→ STORED DATA:
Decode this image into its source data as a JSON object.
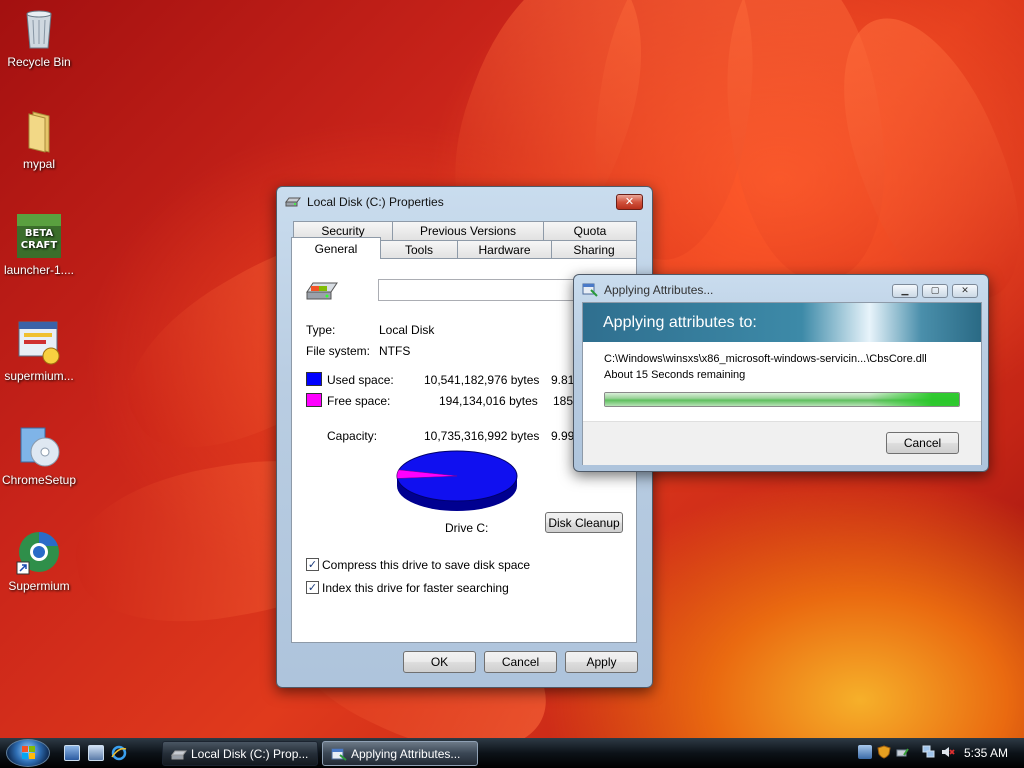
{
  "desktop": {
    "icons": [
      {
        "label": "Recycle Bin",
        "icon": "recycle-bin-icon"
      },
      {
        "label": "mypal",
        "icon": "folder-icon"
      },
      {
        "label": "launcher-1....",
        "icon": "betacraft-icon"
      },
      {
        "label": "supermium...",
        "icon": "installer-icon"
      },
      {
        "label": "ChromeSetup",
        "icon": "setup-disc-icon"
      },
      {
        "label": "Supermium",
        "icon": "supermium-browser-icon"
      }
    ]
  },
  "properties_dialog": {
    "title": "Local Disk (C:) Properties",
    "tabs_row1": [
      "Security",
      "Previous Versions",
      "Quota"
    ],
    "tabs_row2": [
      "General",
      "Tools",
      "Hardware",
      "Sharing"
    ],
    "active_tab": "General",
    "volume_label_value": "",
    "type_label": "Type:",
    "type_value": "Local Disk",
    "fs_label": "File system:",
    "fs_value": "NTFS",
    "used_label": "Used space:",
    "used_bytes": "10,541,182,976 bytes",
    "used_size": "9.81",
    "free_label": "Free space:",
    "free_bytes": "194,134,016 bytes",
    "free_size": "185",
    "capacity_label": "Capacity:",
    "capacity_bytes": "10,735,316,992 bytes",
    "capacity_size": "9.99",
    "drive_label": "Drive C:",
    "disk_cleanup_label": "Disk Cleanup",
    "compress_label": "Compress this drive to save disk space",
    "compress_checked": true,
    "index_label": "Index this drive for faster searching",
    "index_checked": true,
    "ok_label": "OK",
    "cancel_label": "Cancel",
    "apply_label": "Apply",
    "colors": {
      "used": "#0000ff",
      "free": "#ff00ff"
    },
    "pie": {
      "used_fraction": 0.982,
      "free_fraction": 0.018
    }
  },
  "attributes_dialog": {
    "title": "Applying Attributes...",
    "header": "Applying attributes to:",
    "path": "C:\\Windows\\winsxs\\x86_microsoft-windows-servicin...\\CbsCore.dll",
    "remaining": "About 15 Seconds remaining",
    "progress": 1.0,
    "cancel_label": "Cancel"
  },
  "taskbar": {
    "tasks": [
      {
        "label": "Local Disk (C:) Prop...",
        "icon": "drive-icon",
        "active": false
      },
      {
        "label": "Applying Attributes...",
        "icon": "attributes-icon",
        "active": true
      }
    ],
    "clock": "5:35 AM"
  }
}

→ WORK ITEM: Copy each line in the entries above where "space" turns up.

→ WORKED SOLUTION:
    "used_label": "Used space:",
    "free_label": "Free space:",
    "compress_label": "Compress this drive to save disk space",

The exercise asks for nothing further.